The beautiful architecture, elegant cafes and stunning backdrop of the Buda Hills make Budapest one of the most spectacular cities in Europe. The metropolis is a curious mix of old and new, split in two halves by the River Danube – the traditional Buda and cosmopolitan Pest, joined by ornate bridges – with a glamorous social scene, thriving arts industry, multiple museums and thermal baths. Whilst the Hungaroring race track is located 20km from Budapest, the jet set crowd tend to stay in city bringing with them late night parties, VIP hospitality facilities and fast cars.

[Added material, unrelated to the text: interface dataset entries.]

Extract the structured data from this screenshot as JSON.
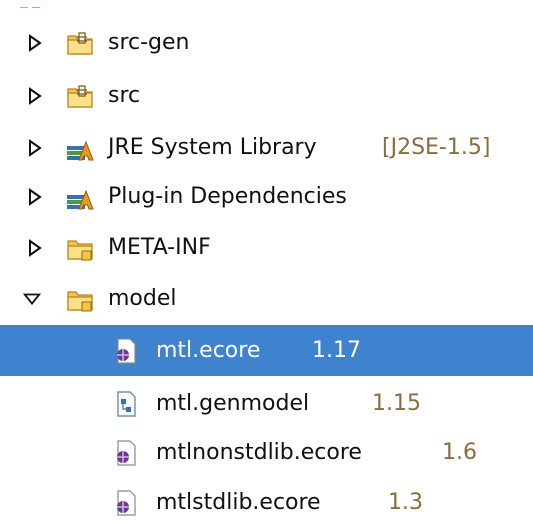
{
  "tree": {
    "items": [
      {
        "label": "src-gen",
        "decoration": "",
        "icon": "source-folder-icon",
        "state": "collapsed"
      },
      {
        "label": "src",
        "decoration": "",
        "icon": "source-folder-icon",
        "state": "collapsed"
      },
      {
        "label": "JRE System Library",
        "decoration": "[J2SE-1.5]",
        "icon": "library-icon",
        "state": "collapsed"
      },
      {
        "label": "Plug-in Dependencies",
        "decoration": "",
        "icon": "library-icon",
        "state": "collapsed"
      },
      {
        "label": "META-INF",
        "decoration": "",
        "icon": "folder-icon",
        "state": "collapsed"
      },
      {
        "label": "model",
        "decoration": "",
        "icon": "folder-icon",
        "state": "expanded"
      },
      {
        "label": "mtl.ecore",
        "decoration": "1.17",
        "icon": "ecore-file-icon",
        "state": "leaf",
        "selected": true
      },
      {
        "label": "mtl.genmodel",
        "decoration": "1.15",
        "icon": "genmodel-file-icon",
        "state": "leaf"
      },
      {
        "label": "mtlnonstdlib.ecore",
        "decoration": "1.6",
        "icon": "ecore-file-icon",
        "state": "leaf"
      },
      {
        "label": "mtlstdlib.ecore",
        "decoration": "1.3",
        "icon": "ecore-file-icon",
        "state": "leaf"
      }
    ]
  },
  "colors": {
    "selection": "#3f83cf",
    "decoration": "#8a6d3b",
    "folder": "#f2c55c",
    "library_books": "#3a6fb0"
  }
}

The Corinthia Grand Hotel Royal is at the center of it all, on Budapest’s main boulevard just a ten minute walk from the nightlife hot spot Liszt Ferenc tér. The Habsburg-era building is elegantly restored to sparkling five-star standard and houses the splendid Royal Spa that first opened in 1886. The two restaurants are excellent with a casual option serving Far East fusion dishes and a more formal seating serving classical dishes. The Four Seasons Hotel Gresham Palace is another top pick with the glitterati during the Grand Prix for its unbeatable views over the river and Chain bridge. The interiors are tastefully regal with the lobby as the centerpiece, filled with artwork by dozens of talented artisans. The onsite Clarins spa is popular as is the relaxed dining option, Gresham Cafe, which serves exquisite goulash, classic desserts and pastries. Else, Le Meridien Budapest is French chic with front rooms overlooking the peaceful green of Erzsébet tér (Elizabeth Square) and a fabulous Sunday champagne brunch that adds a Parisian flare to Hungarian delights.
The restaurant scene in Budapest is flourishing with almost every cuisine now readily available. Onyx is generally regarded as the best with award winning chef, Tamás Széll at the helm and one Michelin star. The menu is inventive combining fresh domestic ingredients with the newest gastronomic technologies. For more traditional dishes, Gundel comes highly recommended, (especially the pancakes) and is one of the city’s most expensive eateries, whilst Kéhli, located in the historic suburb of Obuda, is easily the most authentically Hungarian with a lively atmosphere, Gypsy music and hearty, properly cooked local cuisine. For lunch, head to Ráday street for an insight into “old Budapest” and to browse lines of informal buffet cafés. On the race side, the Formula One Paddock is the always most gourmet option with free flowing champagne. It’s here you’re likely to eat breakfast with drivers and celebrities whilst enjoying privileged views over the pit garages.
Back in the city there’s plenty of sites to see including numerous art museums, the Hungarian State Opera House and ancient bathing facilities, which deserve a day’s exploring at least. The most famous bath house is Gellert, boasting indoor and outdoor pools, steam rooms, saunas and an impressive program of therapeutic treatments. The Lukacs Bath is lesser known, but also extremely pretty with a courtyard scattered with marble plaques that illustrate the healing powers of its waters.
During the summer months, parties are often held on the riverside and bars filled with locals and tourists. Located in the Jewish quarter, Doblo is a sophisticated wine bar that has a great reputation for its tasting sessions and extensive menu. The crowds are younger in the edgy ruin bars that dominate the Pest party scene, occupying formerly dilapidated buildings and courtyards. Whilst some of these can get raucous, Café Bobek is classy cool and the perfect place to enjoy a lunch time tipple, with a tree filled garden offering natural shade from the summer’s hot sun. The Grand Prix weekend closes with the annual Johnnie Walker official after party, which will once again take place at Symbol. Teams arrive in race cars, long lines of beautiful VIPs queue for entry and live DJs continue the celebrations late into the night after which crowds peel off to the even more exclusive, private parties.